This was a retrospective cohort study using the National Cancer Database to identify patients with malignant peritoneal mesothelioma from 2004 to 2016. Patients were divided according to treating facility type: academic or community. Outcomes were assessed using log-rank tests, Cox proportional-hazard modeling, and Kaplan-Meier survival statistics.
In total, 2682 patients with malignant peritoneal mesothelioma were identified. A total of 1272 (47.4%) were treated at an academic facility and 1410 (52.6%) were treated at a community facility. Five hundred forty-six (42.9%) of patients at academic facilities underwent debulking or radical surgery compared to 286 (20.2%) at community facilities. Three hundred sixty-six (28.8%) of patients at academic facilities received chemotherapy on the same day as surgery compared to 147 (10.4%) of patients at community facilities. Unadjusted 5-year survival was 29.7% (95% CI 26.7–32.7) for academic centers compared to 18.3% (95% CI 16.0–20.7) for community centers. In multivariable analysis, community facility was an independent predictor of increased risk of death (HR: 1.19, 95% CI 1.08–1.32, p = 0.001).
We demonstrate better survival outcomes for malignant peritoneal mesothelioma treated at academic compared to community facilities.
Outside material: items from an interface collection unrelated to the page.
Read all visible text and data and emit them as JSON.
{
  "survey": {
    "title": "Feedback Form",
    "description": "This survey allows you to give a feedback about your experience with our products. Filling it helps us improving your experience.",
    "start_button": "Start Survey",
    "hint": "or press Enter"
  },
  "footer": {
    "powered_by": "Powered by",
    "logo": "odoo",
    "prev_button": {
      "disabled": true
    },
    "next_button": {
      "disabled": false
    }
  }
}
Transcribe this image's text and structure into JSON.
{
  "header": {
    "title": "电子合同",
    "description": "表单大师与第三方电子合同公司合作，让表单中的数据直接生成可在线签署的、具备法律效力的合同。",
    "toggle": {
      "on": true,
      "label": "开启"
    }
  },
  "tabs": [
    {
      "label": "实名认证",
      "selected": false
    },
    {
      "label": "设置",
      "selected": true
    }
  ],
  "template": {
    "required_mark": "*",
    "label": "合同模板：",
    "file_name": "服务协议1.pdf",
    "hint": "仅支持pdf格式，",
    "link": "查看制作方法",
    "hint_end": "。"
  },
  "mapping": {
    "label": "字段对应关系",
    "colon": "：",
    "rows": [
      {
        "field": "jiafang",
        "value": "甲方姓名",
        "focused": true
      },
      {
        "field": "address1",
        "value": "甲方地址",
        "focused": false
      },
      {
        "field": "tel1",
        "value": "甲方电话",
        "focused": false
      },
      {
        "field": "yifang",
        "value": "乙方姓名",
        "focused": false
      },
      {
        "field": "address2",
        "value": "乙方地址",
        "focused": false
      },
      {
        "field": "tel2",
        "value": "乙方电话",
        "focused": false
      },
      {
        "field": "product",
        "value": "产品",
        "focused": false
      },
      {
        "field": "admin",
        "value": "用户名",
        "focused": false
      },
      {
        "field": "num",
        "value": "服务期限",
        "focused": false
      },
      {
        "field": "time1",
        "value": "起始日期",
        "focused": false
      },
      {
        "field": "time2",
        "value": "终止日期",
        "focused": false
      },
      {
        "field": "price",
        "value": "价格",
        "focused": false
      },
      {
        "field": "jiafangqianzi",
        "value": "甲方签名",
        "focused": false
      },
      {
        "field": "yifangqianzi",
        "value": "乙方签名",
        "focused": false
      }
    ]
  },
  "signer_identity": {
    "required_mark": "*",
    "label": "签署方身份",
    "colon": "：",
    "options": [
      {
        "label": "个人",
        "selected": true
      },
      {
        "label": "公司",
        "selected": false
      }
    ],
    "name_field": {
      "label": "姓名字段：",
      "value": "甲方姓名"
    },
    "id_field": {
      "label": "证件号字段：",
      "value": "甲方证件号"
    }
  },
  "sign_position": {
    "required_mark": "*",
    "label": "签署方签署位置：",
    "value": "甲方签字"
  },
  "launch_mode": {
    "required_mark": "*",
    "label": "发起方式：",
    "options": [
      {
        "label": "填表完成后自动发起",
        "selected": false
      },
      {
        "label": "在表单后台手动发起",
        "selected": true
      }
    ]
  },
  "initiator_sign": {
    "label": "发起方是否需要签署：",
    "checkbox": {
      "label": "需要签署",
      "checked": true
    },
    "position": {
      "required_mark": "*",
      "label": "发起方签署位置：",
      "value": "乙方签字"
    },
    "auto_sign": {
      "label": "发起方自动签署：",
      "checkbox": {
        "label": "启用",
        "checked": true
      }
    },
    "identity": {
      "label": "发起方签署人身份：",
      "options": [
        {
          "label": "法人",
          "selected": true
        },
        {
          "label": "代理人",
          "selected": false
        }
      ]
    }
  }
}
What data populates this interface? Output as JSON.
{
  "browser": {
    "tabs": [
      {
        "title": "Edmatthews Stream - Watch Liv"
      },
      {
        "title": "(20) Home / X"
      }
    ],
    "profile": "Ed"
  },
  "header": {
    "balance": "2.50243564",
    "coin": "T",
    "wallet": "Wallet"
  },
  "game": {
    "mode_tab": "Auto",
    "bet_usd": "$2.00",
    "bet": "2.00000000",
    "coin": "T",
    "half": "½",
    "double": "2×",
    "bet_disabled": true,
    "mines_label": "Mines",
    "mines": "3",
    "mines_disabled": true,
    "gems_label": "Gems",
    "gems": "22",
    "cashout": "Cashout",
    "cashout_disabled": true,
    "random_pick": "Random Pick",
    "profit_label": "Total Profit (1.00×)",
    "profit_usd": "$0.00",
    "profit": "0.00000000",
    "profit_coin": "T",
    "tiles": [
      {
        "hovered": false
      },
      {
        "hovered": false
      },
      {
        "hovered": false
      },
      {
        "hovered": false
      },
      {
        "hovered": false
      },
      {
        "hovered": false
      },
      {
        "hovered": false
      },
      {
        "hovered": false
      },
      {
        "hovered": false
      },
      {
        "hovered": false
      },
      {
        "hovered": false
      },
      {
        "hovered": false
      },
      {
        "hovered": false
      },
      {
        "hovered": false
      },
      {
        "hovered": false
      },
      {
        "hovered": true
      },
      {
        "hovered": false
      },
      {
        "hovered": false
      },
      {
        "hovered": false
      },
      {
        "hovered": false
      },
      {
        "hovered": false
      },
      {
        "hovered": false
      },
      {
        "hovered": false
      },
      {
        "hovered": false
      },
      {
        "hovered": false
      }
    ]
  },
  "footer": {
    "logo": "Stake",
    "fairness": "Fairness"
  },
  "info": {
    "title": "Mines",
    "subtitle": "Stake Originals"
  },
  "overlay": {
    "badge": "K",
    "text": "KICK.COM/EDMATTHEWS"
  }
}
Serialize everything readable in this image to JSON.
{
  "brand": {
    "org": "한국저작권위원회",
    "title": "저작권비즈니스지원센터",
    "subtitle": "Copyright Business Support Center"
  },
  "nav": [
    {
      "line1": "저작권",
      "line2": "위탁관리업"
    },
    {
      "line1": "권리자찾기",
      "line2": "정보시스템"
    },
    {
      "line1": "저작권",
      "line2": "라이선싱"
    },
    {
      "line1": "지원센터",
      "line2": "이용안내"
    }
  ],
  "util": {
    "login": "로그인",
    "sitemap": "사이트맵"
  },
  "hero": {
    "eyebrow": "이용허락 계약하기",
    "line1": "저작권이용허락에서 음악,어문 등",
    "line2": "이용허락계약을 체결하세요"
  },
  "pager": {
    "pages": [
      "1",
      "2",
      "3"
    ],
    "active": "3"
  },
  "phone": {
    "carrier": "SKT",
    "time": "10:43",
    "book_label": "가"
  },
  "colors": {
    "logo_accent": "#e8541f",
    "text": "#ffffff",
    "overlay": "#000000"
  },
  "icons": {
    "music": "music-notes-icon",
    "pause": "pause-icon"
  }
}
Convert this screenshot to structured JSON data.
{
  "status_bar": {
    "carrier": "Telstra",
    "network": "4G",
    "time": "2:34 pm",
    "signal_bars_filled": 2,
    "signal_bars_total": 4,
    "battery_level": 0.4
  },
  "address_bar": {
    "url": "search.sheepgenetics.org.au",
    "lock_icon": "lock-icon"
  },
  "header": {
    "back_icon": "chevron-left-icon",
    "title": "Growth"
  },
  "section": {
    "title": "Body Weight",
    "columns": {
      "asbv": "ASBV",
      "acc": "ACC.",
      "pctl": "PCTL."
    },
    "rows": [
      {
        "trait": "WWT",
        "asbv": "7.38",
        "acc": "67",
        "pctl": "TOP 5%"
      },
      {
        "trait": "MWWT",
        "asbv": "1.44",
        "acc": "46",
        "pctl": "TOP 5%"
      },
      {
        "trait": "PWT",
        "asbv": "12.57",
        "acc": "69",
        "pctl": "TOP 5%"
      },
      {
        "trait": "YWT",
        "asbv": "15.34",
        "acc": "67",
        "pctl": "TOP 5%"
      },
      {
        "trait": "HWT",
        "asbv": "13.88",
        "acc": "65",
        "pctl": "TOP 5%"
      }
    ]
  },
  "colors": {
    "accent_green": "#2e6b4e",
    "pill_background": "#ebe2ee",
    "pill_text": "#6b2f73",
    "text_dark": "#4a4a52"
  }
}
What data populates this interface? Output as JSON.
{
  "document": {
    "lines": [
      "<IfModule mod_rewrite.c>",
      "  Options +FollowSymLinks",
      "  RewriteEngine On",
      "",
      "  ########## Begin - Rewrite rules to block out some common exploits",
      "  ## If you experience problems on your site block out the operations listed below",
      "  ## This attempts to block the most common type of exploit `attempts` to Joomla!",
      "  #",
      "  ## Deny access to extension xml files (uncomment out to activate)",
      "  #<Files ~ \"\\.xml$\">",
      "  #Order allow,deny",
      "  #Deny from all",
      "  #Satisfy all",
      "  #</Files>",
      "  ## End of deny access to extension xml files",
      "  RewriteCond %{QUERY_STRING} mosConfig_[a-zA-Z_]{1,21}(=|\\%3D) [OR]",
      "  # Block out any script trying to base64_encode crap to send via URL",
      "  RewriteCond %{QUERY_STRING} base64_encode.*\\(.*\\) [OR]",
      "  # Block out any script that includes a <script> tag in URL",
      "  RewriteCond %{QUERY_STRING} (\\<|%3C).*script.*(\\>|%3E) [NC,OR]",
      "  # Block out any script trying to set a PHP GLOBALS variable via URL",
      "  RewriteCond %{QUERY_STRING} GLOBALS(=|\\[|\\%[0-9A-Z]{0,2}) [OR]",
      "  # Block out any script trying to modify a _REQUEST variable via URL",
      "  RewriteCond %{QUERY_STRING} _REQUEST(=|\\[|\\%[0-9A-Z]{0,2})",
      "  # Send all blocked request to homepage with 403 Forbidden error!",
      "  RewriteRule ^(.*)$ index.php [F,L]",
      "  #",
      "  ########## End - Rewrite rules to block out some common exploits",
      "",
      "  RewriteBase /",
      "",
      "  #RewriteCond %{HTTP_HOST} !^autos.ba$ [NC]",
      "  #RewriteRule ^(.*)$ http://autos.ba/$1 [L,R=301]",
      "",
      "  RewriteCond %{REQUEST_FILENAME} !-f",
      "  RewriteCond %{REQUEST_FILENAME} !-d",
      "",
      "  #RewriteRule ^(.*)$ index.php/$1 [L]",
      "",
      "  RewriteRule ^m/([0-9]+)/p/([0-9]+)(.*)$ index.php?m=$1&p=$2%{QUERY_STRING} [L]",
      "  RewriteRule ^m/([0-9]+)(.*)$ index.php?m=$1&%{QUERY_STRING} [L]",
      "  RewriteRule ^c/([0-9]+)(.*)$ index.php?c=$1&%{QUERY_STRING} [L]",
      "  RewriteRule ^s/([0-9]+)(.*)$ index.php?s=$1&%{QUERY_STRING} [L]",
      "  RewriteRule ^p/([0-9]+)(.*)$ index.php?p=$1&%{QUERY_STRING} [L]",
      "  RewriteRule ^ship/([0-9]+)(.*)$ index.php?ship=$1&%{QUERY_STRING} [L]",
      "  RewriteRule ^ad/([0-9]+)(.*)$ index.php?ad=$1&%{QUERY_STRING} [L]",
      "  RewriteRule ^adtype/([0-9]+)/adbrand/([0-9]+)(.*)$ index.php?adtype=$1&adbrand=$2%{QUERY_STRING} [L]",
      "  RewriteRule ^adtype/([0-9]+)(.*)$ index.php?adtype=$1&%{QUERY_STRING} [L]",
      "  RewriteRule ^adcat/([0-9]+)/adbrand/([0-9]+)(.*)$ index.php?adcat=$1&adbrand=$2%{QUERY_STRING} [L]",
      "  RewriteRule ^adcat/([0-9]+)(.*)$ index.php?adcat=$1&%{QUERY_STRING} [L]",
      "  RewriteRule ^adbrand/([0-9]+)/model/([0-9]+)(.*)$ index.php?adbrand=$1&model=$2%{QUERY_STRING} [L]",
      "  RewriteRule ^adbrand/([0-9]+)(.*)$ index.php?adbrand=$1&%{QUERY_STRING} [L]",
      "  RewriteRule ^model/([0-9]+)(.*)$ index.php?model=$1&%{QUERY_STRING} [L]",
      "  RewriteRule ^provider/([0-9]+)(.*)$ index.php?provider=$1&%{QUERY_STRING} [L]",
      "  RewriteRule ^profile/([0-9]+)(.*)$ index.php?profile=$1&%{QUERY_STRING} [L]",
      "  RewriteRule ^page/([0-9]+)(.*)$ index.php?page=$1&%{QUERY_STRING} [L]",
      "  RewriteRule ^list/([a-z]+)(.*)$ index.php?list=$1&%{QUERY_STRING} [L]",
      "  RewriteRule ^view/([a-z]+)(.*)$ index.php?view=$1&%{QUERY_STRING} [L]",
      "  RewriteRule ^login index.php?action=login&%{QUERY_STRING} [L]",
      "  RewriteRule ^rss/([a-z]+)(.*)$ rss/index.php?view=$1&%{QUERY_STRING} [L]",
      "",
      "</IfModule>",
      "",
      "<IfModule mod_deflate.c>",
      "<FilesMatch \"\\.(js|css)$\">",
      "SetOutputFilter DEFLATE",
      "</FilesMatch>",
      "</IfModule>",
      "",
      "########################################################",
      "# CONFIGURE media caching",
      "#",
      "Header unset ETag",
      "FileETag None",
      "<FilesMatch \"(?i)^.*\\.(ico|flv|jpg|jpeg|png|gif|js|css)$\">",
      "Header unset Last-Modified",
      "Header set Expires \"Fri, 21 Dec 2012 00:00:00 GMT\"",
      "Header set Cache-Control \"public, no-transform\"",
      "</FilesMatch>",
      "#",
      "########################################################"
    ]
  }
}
Patients at academic centers underwent surgery and received chemotherapy on the same day as surgery more frequently than those at community centers, suggesting that malignant peritoneal mesothelioma patients may be better served at experienced academic centers.